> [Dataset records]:
—————
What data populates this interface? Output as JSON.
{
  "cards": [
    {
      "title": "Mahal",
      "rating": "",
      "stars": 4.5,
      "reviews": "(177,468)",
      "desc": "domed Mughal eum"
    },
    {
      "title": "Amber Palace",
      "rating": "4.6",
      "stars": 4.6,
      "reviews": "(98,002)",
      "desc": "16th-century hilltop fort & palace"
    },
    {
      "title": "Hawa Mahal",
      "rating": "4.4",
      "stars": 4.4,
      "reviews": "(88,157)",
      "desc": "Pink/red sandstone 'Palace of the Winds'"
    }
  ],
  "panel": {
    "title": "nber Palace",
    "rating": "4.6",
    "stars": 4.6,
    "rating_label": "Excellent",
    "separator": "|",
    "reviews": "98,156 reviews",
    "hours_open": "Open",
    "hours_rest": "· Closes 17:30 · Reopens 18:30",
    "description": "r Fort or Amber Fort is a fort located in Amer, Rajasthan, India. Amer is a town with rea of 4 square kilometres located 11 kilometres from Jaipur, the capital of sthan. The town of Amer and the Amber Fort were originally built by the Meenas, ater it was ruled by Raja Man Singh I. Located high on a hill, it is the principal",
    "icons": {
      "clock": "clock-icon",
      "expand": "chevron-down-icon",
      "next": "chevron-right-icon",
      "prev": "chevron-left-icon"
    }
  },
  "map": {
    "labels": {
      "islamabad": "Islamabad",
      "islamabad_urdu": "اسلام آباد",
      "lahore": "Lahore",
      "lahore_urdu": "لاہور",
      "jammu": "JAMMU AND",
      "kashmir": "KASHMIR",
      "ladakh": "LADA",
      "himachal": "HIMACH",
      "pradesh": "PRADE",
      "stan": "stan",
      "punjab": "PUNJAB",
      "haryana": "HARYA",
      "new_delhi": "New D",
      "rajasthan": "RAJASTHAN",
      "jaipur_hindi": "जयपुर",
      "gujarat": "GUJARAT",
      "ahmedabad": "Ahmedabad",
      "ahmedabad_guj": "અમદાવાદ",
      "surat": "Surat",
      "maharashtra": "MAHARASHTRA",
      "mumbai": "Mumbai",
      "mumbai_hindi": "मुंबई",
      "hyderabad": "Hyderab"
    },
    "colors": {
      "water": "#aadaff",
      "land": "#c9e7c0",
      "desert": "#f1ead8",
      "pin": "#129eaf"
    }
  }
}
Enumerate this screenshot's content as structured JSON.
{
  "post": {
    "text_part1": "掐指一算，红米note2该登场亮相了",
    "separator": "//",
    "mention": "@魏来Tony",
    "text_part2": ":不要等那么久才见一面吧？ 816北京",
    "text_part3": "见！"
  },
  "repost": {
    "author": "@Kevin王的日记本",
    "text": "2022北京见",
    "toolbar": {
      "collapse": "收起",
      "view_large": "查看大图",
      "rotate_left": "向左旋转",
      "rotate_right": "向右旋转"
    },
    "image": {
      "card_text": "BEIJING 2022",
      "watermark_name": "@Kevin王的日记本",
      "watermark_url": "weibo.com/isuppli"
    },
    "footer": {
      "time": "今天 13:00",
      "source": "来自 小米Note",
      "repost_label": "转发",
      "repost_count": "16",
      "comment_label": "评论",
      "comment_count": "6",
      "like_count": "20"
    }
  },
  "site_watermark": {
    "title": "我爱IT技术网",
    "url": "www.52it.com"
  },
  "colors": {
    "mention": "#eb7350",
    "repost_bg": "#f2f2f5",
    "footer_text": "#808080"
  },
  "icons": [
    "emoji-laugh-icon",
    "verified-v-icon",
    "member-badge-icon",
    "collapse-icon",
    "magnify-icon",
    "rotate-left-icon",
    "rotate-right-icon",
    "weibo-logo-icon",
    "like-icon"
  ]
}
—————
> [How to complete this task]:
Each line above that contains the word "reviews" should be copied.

> [Response box]:
      "reviews": "(177,468)",
      "reviews": "(98,002)",
      "reviews": "(88,157)",
    "reviews": "98,156 reviews",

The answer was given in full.